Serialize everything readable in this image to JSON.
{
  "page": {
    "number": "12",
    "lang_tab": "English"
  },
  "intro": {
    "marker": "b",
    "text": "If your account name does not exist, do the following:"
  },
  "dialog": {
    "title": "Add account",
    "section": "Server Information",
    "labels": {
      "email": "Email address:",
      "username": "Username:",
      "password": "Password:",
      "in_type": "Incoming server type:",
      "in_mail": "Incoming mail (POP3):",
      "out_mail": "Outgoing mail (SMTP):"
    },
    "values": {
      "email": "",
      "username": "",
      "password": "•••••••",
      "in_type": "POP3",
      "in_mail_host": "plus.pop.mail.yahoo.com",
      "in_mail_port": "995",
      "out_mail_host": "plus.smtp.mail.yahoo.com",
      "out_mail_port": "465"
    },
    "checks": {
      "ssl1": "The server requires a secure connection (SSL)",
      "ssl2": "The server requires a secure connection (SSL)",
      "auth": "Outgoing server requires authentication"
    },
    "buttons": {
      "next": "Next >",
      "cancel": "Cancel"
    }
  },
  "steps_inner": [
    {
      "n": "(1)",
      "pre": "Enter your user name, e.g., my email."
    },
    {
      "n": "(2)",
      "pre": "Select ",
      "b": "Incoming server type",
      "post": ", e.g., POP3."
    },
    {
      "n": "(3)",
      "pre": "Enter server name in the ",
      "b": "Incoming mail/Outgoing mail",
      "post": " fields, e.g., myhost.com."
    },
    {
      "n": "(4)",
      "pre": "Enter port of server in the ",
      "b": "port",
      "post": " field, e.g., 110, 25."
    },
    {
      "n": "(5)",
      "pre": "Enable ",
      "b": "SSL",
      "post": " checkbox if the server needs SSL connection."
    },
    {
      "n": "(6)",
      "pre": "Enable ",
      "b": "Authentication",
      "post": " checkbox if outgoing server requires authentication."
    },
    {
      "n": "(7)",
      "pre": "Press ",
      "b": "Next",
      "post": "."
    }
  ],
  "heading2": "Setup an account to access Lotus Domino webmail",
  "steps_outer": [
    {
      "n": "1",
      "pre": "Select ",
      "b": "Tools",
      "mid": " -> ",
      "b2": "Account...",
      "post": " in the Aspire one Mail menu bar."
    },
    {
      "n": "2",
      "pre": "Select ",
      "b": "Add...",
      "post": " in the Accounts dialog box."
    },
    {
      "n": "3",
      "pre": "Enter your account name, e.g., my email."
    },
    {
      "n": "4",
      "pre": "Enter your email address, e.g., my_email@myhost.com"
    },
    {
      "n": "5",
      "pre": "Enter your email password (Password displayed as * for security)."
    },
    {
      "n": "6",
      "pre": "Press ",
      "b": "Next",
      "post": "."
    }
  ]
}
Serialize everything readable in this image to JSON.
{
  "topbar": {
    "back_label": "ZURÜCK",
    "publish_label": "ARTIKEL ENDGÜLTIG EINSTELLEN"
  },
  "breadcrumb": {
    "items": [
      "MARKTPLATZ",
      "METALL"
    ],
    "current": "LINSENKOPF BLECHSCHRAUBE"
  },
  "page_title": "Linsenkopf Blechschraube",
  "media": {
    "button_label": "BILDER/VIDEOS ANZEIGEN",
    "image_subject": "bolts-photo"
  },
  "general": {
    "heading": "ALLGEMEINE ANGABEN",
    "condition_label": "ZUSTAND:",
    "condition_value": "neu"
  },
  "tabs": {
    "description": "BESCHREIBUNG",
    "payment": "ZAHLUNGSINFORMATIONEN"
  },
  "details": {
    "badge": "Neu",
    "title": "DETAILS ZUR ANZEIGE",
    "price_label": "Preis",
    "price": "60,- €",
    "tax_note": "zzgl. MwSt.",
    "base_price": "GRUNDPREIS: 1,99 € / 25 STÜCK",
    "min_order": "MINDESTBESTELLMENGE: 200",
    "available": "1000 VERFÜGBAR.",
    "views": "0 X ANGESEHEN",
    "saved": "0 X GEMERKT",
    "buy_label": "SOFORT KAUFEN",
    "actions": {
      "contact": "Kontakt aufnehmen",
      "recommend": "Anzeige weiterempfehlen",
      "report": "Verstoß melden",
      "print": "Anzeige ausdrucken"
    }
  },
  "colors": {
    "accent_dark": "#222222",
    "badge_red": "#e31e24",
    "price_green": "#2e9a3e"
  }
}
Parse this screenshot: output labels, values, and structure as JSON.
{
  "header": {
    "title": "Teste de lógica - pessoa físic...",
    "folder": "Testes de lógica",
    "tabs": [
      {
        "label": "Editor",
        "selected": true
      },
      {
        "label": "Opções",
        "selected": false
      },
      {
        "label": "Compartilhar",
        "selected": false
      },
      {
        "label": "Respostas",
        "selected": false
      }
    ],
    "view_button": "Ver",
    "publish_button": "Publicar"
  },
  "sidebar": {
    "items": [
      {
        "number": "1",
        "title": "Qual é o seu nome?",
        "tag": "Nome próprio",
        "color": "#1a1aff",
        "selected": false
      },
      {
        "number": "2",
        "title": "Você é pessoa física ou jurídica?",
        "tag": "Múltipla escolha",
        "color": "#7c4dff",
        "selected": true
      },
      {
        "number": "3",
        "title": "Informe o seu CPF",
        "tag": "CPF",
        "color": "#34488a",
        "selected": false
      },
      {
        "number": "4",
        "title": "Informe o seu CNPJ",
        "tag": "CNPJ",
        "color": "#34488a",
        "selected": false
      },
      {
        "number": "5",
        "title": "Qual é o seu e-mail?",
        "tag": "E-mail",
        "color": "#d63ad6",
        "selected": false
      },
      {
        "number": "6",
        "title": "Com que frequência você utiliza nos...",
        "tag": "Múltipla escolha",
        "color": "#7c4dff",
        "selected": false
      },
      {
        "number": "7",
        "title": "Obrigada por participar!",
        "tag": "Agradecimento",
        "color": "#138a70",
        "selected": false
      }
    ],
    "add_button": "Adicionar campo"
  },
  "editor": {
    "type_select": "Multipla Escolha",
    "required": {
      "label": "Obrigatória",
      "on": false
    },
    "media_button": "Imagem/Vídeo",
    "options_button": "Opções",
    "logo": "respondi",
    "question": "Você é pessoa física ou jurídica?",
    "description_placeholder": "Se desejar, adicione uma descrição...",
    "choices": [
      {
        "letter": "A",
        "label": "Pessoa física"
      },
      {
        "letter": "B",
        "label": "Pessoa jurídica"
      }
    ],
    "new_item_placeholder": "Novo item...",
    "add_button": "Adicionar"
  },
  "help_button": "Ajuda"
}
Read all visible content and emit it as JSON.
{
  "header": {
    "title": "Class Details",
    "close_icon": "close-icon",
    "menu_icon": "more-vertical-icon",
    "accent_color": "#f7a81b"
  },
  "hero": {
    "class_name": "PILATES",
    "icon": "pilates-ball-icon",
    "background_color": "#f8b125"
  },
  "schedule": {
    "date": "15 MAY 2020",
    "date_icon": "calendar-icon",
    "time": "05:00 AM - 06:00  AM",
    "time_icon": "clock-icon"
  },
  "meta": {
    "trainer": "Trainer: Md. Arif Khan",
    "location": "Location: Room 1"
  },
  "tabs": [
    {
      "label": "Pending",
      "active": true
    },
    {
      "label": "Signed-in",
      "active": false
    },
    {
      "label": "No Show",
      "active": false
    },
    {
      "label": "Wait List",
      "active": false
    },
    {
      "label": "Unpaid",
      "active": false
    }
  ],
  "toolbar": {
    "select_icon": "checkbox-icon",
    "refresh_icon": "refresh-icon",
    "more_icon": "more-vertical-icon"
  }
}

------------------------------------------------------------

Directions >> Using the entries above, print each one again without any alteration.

Result of this exercise >>
Serialize everything readable in this image to JSON.
{
  "page": {
    "number": "12",
    "lang_tab": "English"
  },
  "intro": {
    "marker": "b",
    "text": "If your account name does not exist, do the following:"
  },
  "dialog": {
    "title": "Add account",
    "section": "Server Information",
    "labels": {
      "email": "Email address:",
      "username": "Username:",
      "password": "Password:",
      "in_type": "Incoming server type:",
      "in_mail": "Incoming mail (POP3):",
      "out_mail": "Outgoing mail (SMTP):"
    },
    "values": {
      "email": "",
      "username": "",
      "password": "•••••••",
      "in_type": "POP3",
      "in_mail_host": "plus.pop.mail.yahoo.com",
      "in_mail_port": "995",
      "out_mail_host": "plus.smtp.mail.yahoo.com",
      "out_mail_port": "465"
    },
    "checks": {
      "ssl1": "The server requires a secure connection (SSL)",
      "ssl2": "The server requires a secure connection (SSL)",
      "auth": "Outgoing server requires authentication"
    },
    "buttons": {
      "next": "Next >",
      "cancel": "Cancel"
    }
  },
  "steps_inner": [
    {
      "n": "(1)",
      "pre": "Enter your user name, e.g., my email."
    },
    {
      "n": "(2)",
      "pre": "Select ",
      "b": "Incoming server type",
      "post": ", e.g., POP3."
    },
    {
      "n": "(3)",
      "pre": "Enter server name in the ",
      "b": "Incoming mail/Outgoing mail",
      "post": " fields, e.g., myhost.com."
    },
    {
      "n": "(4)",
      "pre": "Enter port of server in the ",
      "b": "port",
      "post": " field, e.g., 110, 25."
    },
    {
      "n": "(5)",
      "pre": "Enable ",
      "b": "SSL",
      "post": " checkbox if the server needs SSL connection."
    },
    {
      "n": "(6)",
      "pre": "Enable ",
      "b": "Authentication",
      "post": " checkbox if outgoing server requires authentication."
    },
    {
      "n": "(7)",
      "pre": "Press ",
      "b": "Next",
      "post": "."
    }
  ],
  "heading2": "Setup an account to access Lotus Domino webmail",
  "steps_outer": [
    {
      "n": "1",
      "pre": "Select ",
      "b": "Tools",
      "mid": " -> ",
      "b2": "Account...",
      "post": " in the Aspire one Mail menu bar."
    },
    {
      "n": "2",
      "pre": "Select ",
      "b": "Add...",
      "post": " in the Accounts dialog box."
    },
    {
      "n": "3",
      "pre": "Enter your account name, e.g., my email."
    },
    {
      "n": "4",
      "pre": "Enter your email address, e.g., my_email@myhost.com"
    },
    {
      "n": "5",
      "pre": "Enter your email password (Password displayed as * for security)."
    },
    {
      "n": "6",
      "pre": "Press ",
      "b": "Next",
      "post": "."
    }
  ]
}
Serialize everything readable in this image to JSON.
{
  "topbar": {
    "back_label": "ZURÜCK",
    "publish_label": "ARTIKEL ENDGÜLTIG EINSTELLEN"
  },
  "breadcrumb": {
    "items": [
      "MARKTPLATZ",
      "METALL"
    ],
    "current": "LINSENKOPF BLECHSCHRAUBE"
  },
  "page_title": "Linsenkopf Blechschraube",
  "media": {
    "button_label": "BILDER/VIDEOS ANZEIGEN",
    "image_subject": "bolts-photo"
  },
  "general": {
    "heading": "ALLGEMEINE ANGABEN",
    "condition_label": "ZUSTAND:",
    "condition_value": "neu"
  },
  "tabs": {
    "description": "BESCHREIBUNG",
    "payment": "ZAHLUNGSINFORMATIONEN"
  },
  "details": {
    "badge": "Neu",
    "title": "DETAILS ZUR ANZEIGE",
    "price_label": "Preis",
    "price": "60,- €",
    "tax_note": "zzgl. MwSt.",
    "base_price": "GRUNDPREIS: 1,99 € / 25 STÜCK",
    "min_order": "MINDESTBESTELLMENGE: 200",
    "available": "1000 VERFÜGBAR.",
    "views": "0 X ANGESEHEN",
    "saved": "0 X GEMERKT",
    "buy_label": "SOFORT KAUFEN",
    "actions": {
      "contact": "Kontakt aufnehmen",
      "recommend": "Anzeige weiterempfehlen",
      "report": "Verstoß melden",
      "print": "Anzeige ausdrucken"
    }
  },
  "colors": {
    "accent_dark": "#222222",
    "badge_red": "#e31e24",
    "price_green": "#2e9a3e"
  }
}
Parse this screenshot: output labels, values, and structure as JSON.
{
  "header": {
    "title": "Teste de lógica - pessoa físic...",
    "folder": "Testes de lógica",
    "tabs": [
      {
        "label": "Editor",
        "selected": true
      },
      {
        "label": "Opções",
        "selected": false
      },
      {
        "label": "Compartilhar",
        "selected": false
      },
      {
        "label": "Respostas",
        "selected": false
      }
    ],
    "view_button": "Ver",
    "publish_button": "Publicar"
  },
  "sidebar": {
    "items": [
      {
        "number": "1",
        "title": "Qual é o seu nome?",
        "tag": "Nome próprio",
        "color": "#1a1aff",
        "selected": false
      },
      {
        "number": "2",
        "title": "Você é pessoa física ou jurídica?",
        "tag": "Múltipla escolha",
        "color": "#7c4dff",
        "selected": true
      },
      {
        "number": "3",
        "title": "Informe o seu CPF",
        "tag": "CPF",
        "color": "#34488a",
        "selected": false
      },
      {
        "number": "4",
        "title": "Informe o seu CNPJ",
        "tag": "CNPJ",
        "color": "#34488a",
        "selected": false
      },
      {
        "number": "5",
        "title": "Qual é o seu e-mail?",
        "tag": "E-mail",
        "color": "#d63ad6",
        "selected": false
      },
      {
        "number": "6",
        "title": "Com que frequência você utiliza nos...",
        "tag": "Múltipla escolha",
        "color": "#7c4dff",
        "selected": false
      },
      {
        "number": "7",
        "title": "Obrigada por participar!",
        "tag": "Agradecimento",
        "color": "#138a70",
        "selected": false
      }
    ],
    "add_button": "Adicionar campo"
  },
  "editor": {
    "type_select": "Multipla Escolha",
    "required": {
      "label": "Obrigatória",
      "on": false
    },
    "media_button": "Imagem/Vídeo",
    "options_button": "Opções",
    "logo": "respondi",
    "question": "Você é pessoa física ou jurídica?",
    "description_placeholder": "Se desejar, adicione uma descrição...",
    "choices": [
      {
        "letter": "A",
        "label": "Pessoa física"
      },
      {
        "letter": "B",
        "label": "Pessoa jurídica"
      }
    ],
    "new_item_placeholder": "Novo item...",
    "add_button": "Adicionar"
  },
  "help_button": "Ajuda"
}
Read all visible content and emit it as JSON.
{
  "header": {
    "title": "Class Details",
    "close_icon": "close-icon",
    "menu_icon": "more-vertical-icon",
    "accent_color": "#f7a81b"
  },
  "hero": {
    "class_name": "PILATES",
    "icon": "pilates-ball-icon",
    "background_color": "#f8b125"
  },
  "schedule": {
    "date": "15 MAY 2020",
    "date_icon": "calendar-icon",
    "time": "05:00 AM - 06:00  AM",
    "time_icon": "clock-icon"
  },
  "meta": {
    "trainer": "Trainer: Md. Arif Khan",
    "location": "Location: Room 1"
  },
  "tabs": [
    {
      "label": "Pending",
      "active": true
    },
    {
      "label": "Signed-in",
      "active": false
    },
    {
      "label": "No Show",
      "active": false
    },
    {
      "label": "Wait List",
      "active": false
    },
    {
      "label": "Unpaid",
      "active": false
    }
  ],
  "toolbar": {
    "select_icon": "checkbox-icon",
    "refresh_icon": "refresh-icon",
    "more_icon": "more-vertical-icon"
  }
}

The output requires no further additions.